§ TASK INSTRUCTIONS: Could you restate every record below word for word?

§ DATASET RECORDS:
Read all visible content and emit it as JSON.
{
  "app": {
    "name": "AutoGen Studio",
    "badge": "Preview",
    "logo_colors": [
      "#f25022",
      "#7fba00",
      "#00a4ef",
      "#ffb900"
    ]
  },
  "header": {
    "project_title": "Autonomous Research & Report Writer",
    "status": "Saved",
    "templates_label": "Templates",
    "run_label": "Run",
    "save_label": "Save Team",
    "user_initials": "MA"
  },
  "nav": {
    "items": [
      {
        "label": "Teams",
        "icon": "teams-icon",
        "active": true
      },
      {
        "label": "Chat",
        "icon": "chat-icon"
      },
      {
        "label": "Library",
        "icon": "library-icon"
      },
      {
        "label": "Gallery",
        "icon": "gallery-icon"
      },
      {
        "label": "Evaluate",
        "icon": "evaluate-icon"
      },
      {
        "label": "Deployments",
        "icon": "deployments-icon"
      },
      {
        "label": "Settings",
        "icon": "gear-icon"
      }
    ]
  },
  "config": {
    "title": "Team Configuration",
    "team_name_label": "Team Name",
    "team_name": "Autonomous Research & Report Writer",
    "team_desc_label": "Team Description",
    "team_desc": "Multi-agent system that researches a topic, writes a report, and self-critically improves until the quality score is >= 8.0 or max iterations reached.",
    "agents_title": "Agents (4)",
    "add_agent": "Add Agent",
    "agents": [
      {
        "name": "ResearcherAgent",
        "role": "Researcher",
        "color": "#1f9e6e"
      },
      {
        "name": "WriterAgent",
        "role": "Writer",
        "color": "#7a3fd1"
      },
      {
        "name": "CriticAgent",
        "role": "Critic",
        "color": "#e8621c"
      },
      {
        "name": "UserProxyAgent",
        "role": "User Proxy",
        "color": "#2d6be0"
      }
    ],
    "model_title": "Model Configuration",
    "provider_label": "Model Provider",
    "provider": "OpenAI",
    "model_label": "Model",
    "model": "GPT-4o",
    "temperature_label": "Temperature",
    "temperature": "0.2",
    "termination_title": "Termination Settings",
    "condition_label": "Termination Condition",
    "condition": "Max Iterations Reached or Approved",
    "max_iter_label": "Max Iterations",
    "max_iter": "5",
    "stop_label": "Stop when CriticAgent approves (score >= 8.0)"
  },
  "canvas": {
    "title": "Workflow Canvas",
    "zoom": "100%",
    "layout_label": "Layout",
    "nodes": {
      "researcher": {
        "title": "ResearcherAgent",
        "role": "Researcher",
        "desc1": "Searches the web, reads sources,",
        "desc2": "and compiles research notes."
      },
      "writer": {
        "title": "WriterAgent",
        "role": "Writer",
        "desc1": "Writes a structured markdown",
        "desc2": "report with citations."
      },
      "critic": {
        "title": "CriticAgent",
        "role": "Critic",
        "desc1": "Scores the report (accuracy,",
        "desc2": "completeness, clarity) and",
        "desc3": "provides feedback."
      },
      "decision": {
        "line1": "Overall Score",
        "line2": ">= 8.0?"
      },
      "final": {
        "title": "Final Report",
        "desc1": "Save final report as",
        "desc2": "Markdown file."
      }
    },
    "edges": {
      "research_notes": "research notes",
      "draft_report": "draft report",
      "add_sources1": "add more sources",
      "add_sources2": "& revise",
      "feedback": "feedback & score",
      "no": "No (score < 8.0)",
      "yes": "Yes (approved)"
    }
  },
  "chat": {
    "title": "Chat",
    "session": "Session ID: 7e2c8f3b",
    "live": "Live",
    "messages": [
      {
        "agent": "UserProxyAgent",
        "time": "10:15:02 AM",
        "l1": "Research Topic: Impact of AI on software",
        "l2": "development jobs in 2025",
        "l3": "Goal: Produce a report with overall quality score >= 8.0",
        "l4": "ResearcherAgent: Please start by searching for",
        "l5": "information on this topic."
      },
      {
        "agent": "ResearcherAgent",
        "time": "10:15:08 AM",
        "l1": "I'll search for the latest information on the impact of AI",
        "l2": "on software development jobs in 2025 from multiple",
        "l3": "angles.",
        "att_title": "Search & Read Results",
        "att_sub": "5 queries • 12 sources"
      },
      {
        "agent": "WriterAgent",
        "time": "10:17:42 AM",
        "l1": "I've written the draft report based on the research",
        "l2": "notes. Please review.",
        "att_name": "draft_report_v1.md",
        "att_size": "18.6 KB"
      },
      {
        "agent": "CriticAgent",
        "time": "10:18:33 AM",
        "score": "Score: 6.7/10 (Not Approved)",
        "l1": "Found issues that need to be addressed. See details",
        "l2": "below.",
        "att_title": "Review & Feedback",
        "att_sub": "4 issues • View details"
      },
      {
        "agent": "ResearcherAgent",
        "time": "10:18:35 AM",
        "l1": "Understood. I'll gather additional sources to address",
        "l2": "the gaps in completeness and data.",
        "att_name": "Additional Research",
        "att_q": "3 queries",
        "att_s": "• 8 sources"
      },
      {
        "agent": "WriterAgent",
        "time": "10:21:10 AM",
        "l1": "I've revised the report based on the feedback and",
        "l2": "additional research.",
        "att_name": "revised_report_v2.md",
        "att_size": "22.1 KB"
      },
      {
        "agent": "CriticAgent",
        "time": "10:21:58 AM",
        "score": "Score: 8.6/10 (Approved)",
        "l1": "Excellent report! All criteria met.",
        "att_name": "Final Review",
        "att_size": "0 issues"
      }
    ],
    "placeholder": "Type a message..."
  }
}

§ RESPONSE BELOW:
Read all visible content and emit it as JSON.
{
  "app": {
    "name": "AutoGen Studio",
    "badge": "Preview",
    "logo_colors": [
      "#f25022",
      "#7fba00",
      "#00a4ef",
      "#ffb900"
    ]
  },
  "header": {
    "project_title": "Autonomous Research & Report Writer",
    "status": "Saved",
    "templates_label": "Templates",
    "run_label": "Run",
    "save_label": "Save Team",
    "user_initials": "MA"
  },
  "nav": {
    "items": [
      {
        "label": "Teams",
        "icon": "teams-icon",
        "active": true
      },
      {
        "label": "Chat",
        "icon": "chat-icon"
      },
      {
        "label": "Library",
        "icon": "library-icon"
      },
      {
        "label": "Gallery",
        "icon": "gallery-icon"
      },
      {
        "label": "Evaluate",
        "icon": "evaluate-icon"
      },
      {
        "label": "Deployments",
        "icon": "deployments-icon"
      },
      {
        "label": "Settings",
        "icon": "gear-icon"
      }
    ]
  },
  "config": {
    "title": "Team Configuration",
    "team_name_label": "Team Name",
    "team_name": "Autonomous Research & Report Writer",
    "team_desc_label": "Team Description",
    "team_desc": "Multi-agent system that researches a topic, writes a report, and self-critically improves until the quality score is >= 8.0 or max iterations reached.",
    "agents_title": "Agents (4)",
    "add_agent": "Add Agent",
    "agents": [
      {
        "name": "ResearcherAgent",
        "role": "Researcher",
        "color": "#1f9e6e"
      },
      {
        "name": "WriterAgent",
        "role": "Writer",
        "color": "#7a3fd1"
      },
      {
        "name": "CriticAgent",
        "role": "Critic",
        "color": "#e8621c"
      },
      {
        "name": "UserProxyAgent",
        "role": "User Proxy",
        "color": "#2d6be0"
      }
    ],
    "model_title": "Model Configuration",
    "provider_label": "Model Provider",
    "provider": "OpenAI",
    "model_label": "Model",
    "model": "GPT-4o",
    "temperature_label": "Temperature",
    "temperature": "0.2",
    "termination_title": "Termination Settings",
    "condition_label": "Termination Condition",
    "condition": "Max Iterations Reached or Approved",
    "max_iter_label": "Max Iterations",
    "max_iter": "5",
    "stop_label": "Stop when CriticAgent approves (score >= 8.0)"
  },
  "canvas": {
    "title": "Workflow Canvas",
    "zoom": "100%",
    "layout_label": "Layout",
    "nodes": {
      "researcher": {
        "title": "ResearcherAgent",
        "role": "Researcher",
        "desc1": "Searches the web, reads sources,",
        "desc2": "and compiles research notes."
      },
      "writer": {
        "title": "WriterAgent",
        "role": "Writer",
        "desc1": "Writes a structured markdown",
        "desc2": "report with citations."
      },
      "critic": {
        "title": "CriticAgent",
        "role": "Critic",
        "desc1": "Scores the report (accuracy,",
        "desc2": "completeness, clarity) and",
        "desc3": "provides feedback."
      },
      "decision": {
        "line1": "Overall Score",
        "line2": ">= 8.0?"
      },
      "final": {
        "title": "Final Report",
        "desc1": "Save final report as",
        "desc2": "Markdown file."
      }
    },
    "edges": {
      "research_notes": "research notes",
      "draft_report": "draft report",
      "add_sources1": "add more sources",
      "add_sources2": "& revise",
      "feedback": "feedback & score",
      "no": "No (score < 8.0)",
      "yes": "Yes (approved)"
    }
  },
  "chat": {
    "title": "Chat",
    "session": "Session ID: 7e2c8f3b",
    "live": "Live",
    "messages": [
      {
        "agent": "UserProxyAgent",
        "time": "10:15:02 AM",
        "l1": "Research Topic: Impact of AI on software",
        "l2": "development jobs in 2025",
        "l3": "Goal: Produce a report with overall quality score >= 8.0",
        "l4": "ResearcherAgent: Please start by searching for",
        "l5": "information on this topic."
      },
      {
        "agent": "ResearcherAgent",
        "time": "10:15:08 AM",
        "l1": "I'll search for the latest information on the impact of AI",
        "l2": "on software development jobs in 2025 from multiple",
        "l3": "angles.",
        "att_title": "Search & Read Results",
        "att_sub": "5 queries • 12 sources"
      },
      {
        "agent": "WriterAgent",
        "time": "10:17:42 AM",
        "l1": "I've written the draft report based on the research",
        "l2": "notes. Please review.",
        "att_name": "draft_report_v1.md",
        "att_size": "18.6 KB"
      },
      {
        "agent": "CriticAgent",
        "time": "10:18:33 AM",
        "score": "Score: 6.7/10 (Not Approved)",
        "l1": "Found issues that need to be addressed. See details",
        "l2": "below.",
        "att_title": "Review & Feedback",
        "att_sub": "4 issues • View details"
      },
      {
        "agent": "ResearcherAgent",
        "time": "10:18:35 AM",
        "l1": "Understood. I'll gather additional sources to address",
        "l2": "the gaps in completeness and data.",
        "att_name": "Additional Research",
        "att_q": "3 queries",
        "att_s": "• 8 sources"
      },
      {
        "agent": "WriterAgent",
        "time": "10:21:10 AM",
        "l1": "I've revised the report based on the feedback and",
        "l2": "additional research.",
        "att_name": "revised_report_v2.md",
        "att_size": "22.1 KB"
      },
      {
        "agent": "CriticAgent",
        "time": "10:21:58 AM",
        "score": "Score: 8.6/10 (Approved)",
        "l1": "Excellent report! All criteria met.",
        "att_name": "Final Review",
        "att_size": "0 issues"
      }
    ],
    "placeholder": "Type a message..."
  }
}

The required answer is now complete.